As we hurtle towards 2021, I realise that it’s been eight months since I last saw a live opera and who knows when I will see one again. The serial incompetence of Boris and the clowns means that it will be well into next year before I can sit in an auditorium, a flask full of gin and tonic in hand, and wait with baited anticipation for the curtain to rise.

The pandemic has also brought into view the fault lines and fissures in a fractured society that need to be addressed before we can move forward. One of the uglier aspects of the coronavirus has been the growth of incipient racism which was exposed by the expansion of the Black Lives Matter movement after the murder of George Floyd. Somewhat lesser attention has been paid to the equally incipient rise in anti-East and South East Asian sentiment which has led to a verbal and, at times, violent racism. It has been fuelled by the many bigoted comments by Donald Trump in various speeches blaming the virus on China. It has trickled down to the idiots in the streets who think they have been given carte blanche to abuse anyone they see as different.

Lady Vase photo credit Ning ZhouAs incidents increased and fear among the British E/SE Asian community grew, the Centre for Chinese Contemporary Art and Chinese Arts Now commissioned Jasmin Kent Rodgman to respond to the prejudice British E/SE Asian people are experiencing. Her response was to create an anti-racist Instagram opera, nineteen ways of looking. Released daily from November 17-27 on the social media site, Kent Rodgman collaborated with a variety of artists, photographers, dancers, librettists and poets to make a spirited and innovative work in the age of lockdown that addresses the concerns produced by the pandemic for her collective diasporic community. They include librettist Si’an Chen, producers Treacle Holasz and Maria Gray, photographer Ning Zhou, choreographer Si Rawlinson, singers Keith Pun and Hildur Berlin Arndal and dramaturg Jude Christian.

Each daily square is a chapter in this important narrative that is semi-linear. Each one can be viewed separately or together as it unfolds in real time over the allotted ten days. Admittedly, I found the form difficult to follow or to give my full attention to every instalment, but as the days passed my attention grew and I began to follow and understand the narrative. It covered issues around representation, isolation and orientalism as seen by the E/SE Asian artists living and working in a divided and contentious society.
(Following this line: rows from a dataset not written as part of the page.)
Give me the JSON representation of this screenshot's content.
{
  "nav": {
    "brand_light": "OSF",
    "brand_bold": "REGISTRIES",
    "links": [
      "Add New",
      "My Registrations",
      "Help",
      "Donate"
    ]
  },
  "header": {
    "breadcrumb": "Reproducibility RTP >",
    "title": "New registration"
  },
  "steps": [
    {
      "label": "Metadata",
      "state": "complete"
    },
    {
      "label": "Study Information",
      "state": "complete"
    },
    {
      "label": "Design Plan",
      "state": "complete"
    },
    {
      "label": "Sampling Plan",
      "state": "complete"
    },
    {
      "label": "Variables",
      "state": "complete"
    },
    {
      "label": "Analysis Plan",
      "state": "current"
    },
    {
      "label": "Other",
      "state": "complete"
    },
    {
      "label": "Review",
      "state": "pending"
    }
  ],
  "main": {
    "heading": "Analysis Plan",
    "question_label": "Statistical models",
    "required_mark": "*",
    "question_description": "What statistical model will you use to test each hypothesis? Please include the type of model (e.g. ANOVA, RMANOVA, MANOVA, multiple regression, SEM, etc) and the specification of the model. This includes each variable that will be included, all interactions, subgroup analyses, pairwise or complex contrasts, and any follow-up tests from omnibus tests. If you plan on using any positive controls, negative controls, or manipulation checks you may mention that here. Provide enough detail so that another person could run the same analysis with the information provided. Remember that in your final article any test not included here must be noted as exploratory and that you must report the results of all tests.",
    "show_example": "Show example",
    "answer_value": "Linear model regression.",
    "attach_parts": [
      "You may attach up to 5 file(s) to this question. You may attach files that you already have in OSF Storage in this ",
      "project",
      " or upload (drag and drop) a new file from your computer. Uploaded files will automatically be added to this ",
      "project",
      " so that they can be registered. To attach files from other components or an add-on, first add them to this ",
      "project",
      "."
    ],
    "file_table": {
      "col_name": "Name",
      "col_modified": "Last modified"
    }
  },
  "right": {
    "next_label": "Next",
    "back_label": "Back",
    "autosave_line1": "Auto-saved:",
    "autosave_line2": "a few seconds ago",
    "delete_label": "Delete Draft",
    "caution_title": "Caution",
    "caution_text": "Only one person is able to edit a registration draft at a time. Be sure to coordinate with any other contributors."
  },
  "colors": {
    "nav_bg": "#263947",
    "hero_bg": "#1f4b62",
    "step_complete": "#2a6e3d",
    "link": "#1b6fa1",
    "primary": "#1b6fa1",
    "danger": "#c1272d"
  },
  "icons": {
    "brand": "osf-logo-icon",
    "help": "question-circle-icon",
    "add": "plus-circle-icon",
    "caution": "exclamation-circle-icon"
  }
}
Jasmin Kent Rodgman nineteen ways of lookingI have been aware of many of the stories and tropes laid out with my engagement with the CFCCA over many years, and my interest in East and South East Asian cinema in particular, but nineteen ways of looking opened my eyes to the specific predicament that the pandemic has placed on the British E/SE Asian community and the abuse it has suffered. These cultural responses show the strength, diversity and creativity of that community in a media specific way as well as an innovative approach to make art in the age of lockdown.

Jasmin Kent Rodgman has produced an important work both in content and form. She hopes that the work can be viewed in concrete form next year but, in the meantime, it can still be accessed on Instagram at @nineteenwaysoflooking.

By Robert Hamilton, Opera Correspondent